Platelet Rich Plasma (PRP)
The use of Platelet rich plasma started around the 1970s with Haematologists using it to treat patients with Thrombocytopenia. Ten years after this, it began to be used in Maxillofacial surgery. Spain was one of the countries using it the most. Subsequently, its use became popular for musculoskeletal injuries
What is PRP?
Plasma is the liquid portion of whole blood, which is composed of water, proteins, red blood cells, white blood cells and platelets. PRP is plasma with many more platelets than what is typically found in blood. The concentration of platelets (and the concentration of growth factors inside of them) can be 5 to 10 times greater than usual.
The first step for PRP preparation is to withdraw blood from a patient. The platelets are separated from other blood cells and their concentration is increased during a process called centrifugation. These platelets are then injected into the injured site. Platelets activate in the patient and help in the body's natural healing process.
How does PRP work?

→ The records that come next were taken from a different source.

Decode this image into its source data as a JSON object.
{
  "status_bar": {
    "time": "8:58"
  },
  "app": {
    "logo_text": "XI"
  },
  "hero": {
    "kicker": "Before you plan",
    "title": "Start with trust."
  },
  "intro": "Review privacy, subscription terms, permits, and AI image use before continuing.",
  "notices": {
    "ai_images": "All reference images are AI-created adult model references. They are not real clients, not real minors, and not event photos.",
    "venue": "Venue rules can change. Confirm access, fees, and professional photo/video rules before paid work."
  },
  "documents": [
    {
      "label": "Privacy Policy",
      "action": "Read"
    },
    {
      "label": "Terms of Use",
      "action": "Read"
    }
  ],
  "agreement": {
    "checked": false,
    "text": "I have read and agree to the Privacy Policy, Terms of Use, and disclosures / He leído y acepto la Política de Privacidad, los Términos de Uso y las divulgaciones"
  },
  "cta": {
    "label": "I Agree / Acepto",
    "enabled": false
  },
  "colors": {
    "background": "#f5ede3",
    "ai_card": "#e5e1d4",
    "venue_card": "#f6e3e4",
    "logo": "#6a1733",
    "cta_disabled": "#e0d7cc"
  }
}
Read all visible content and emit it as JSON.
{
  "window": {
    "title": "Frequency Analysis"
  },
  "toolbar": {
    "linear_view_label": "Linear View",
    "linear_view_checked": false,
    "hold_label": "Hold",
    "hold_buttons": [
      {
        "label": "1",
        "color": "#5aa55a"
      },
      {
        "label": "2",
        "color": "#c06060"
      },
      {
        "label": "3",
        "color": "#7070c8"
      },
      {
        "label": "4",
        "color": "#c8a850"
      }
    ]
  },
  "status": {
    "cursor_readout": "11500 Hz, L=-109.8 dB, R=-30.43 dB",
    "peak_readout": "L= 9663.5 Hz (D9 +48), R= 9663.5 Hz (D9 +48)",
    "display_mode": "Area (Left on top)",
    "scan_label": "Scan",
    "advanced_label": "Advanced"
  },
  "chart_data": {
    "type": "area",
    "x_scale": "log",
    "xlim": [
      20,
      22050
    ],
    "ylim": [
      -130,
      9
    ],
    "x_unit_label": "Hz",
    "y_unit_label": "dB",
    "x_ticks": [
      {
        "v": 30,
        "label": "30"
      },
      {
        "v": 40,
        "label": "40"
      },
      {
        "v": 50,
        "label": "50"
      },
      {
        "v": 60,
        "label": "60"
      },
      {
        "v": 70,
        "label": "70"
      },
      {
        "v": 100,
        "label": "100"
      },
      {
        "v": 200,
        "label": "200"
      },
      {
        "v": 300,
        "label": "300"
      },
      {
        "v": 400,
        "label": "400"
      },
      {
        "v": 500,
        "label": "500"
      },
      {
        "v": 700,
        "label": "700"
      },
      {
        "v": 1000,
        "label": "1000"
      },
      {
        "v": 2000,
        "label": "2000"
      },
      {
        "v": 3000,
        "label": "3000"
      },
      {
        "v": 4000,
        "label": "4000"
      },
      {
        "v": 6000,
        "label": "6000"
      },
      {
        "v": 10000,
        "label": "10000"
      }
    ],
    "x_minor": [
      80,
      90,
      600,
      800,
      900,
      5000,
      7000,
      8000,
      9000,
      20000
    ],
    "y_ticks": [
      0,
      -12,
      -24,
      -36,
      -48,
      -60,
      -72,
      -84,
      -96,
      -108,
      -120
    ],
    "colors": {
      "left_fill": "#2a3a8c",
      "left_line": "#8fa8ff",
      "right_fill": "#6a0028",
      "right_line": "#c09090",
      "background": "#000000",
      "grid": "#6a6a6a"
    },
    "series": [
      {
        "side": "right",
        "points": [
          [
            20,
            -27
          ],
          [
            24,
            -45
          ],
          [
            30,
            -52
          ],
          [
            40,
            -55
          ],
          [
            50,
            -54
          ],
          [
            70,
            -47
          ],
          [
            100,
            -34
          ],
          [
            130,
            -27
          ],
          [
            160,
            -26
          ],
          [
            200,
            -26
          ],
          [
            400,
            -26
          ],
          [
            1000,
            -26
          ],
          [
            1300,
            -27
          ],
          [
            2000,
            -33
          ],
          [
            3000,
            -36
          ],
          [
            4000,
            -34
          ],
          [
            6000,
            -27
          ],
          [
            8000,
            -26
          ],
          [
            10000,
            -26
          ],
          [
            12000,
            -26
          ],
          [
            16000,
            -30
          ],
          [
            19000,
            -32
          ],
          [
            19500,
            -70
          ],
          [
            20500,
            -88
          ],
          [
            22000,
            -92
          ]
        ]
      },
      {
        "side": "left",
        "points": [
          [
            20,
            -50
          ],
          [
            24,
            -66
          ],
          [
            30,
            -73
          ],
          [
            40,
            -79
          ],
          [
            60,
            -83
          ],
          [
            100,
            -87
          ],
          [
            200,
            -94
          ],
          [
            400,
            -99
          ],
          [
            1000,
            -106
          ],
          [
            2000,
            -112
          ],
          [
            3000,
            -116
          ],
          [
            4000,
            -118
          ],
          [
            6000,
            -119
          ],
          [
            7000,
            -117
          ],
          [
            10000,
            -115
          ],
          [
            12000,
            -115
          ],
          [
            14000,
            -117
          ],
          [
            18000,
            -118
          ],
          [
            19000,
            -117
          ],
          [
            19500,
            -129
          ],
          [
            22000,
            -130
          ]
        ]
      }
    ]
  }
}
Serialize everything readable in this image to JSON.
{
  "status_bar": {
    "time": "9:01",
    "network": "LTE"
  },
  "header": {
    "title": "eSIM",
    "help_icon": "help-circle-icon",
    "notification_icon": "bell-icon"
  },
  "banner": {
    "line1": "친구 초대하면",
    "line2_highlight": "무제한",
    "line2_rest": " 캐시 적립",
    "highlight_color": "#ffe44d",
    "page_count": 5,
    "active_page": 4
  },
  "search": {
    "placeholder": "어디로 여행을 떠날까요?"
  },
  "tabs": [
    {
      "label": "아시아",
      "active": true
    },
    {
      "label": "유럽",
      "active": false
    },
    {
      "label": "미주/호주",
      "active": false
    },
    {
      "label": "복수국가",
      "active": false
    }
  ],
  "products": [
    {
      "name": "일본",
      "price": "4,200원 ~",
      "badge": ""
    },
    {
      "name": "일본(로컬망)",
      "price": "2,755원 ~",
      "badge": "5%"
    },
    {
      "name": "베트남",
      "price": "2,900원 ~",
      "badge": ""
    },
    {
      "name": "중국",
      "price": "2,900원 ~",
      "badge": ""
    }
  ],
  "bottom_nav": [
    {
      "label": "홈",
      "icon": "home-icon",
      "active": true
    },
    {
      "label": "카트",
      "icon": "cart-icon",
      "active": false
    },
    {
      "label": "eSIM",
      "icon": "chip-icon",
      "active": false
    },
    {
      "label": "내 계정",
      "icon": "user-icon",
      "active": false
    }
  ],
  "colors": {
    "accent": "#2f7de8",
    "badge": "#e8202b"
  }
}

Platelets, also called thrombocytes, develop from the bone marrow. The physiological count of platelets circulating in the blood stream ranges from 150,000 to 400,000 platelets per μL. Platelets contain several secretory granules which are crucial to platelet function. In each platelet there are approximately 50-80 granules. There are 3 types of granules: dense granules, o-granules, and lysosomes.
Platelets were thought to have only haemostatic activity, although in recent years, scientific research and technology has provided a new perspective on platelets and their functions. Studies suggest that platelets contain an abundance of growing factors and cytokines that can affect inflammation, angiogenesis, stem cell migration, and cell proliferation. Some of the most important growing factors (GF) released by platelets in PRP include vascular endothelial GF, fibroblast GF, platelet-derived GF, epidermal GF, hepatocyte GF, insulin-like GF 1, 2 (IGF-1, IGF-2), matrix metalloproteinases 2, 9, and interleukin 8.
During the lytic process, platelets release these growing factors which help the diseased tissue to heal. Since platelets lifespan is roughly 10 days, we expect a constant and slow release of GFs during that period of time after an injection. PRP is usually injected up to 3 times depending on the initial response.
What is the use of PRP in Orthopaedics?
PRP can be used in different scenarios, some of the options are:
- Early joint degeneration
- Chronic tendinopathy, such as Achilles tendinosis or chronic lateral epicondylitis
- Plantar fasciitis
- Muscular tear
- Chronic skin ulcers
- Fracture healing
- Acceleration of ligament or tendon healing after surgical treatment
Who can benefit from PRP?
PRP has gained a bad name in the recent years as there is an over indication. Generally speaking, anyone can receive a PRP injection. However, each case has to be properly analysed, as PRP cannot be widely recommended. Case by case analysis determines who is the right candidate for a PRP injection.
Any enquiries, please feel free to contact me at email@example.com or though my practice at 02 4801 0474.
Platelet-Rich Plasma in Orthopaedic Surgery: A Critical Analysis Review. Wang, Dean MD; Rodeo, Scott A. MD. JBJS Reviews. Issue: Volume 5(9), September 2017, p e7 DOI: 10.2106/JBJS.RVW.17.00024
Platelet-Rich Plasma. Peter I-Kung Wu MD, PhD, Robert Diaz MD and Joanne Borg-Stein MD. Physical Medicine and Rehabilitation Clinics of North America, 2016-11-01, Volume 27, Issue 4, Pages 825-853. DOI: 10.1016/j.pmr.2016.06.002
An evidence-based evaluation on the use of platelet rich plasma in orthopedics – a review of the literature. Nasir Hussain, Herman Johal and Mohit Bhandari. SICOT-J, Volume 3, 2017. DOI: 10.1051/sicotj/2017036.
Dr Martin Di Nallo
21 St Jude Street
Bowral NSW 2576
02 4801 0474
02 4861 2083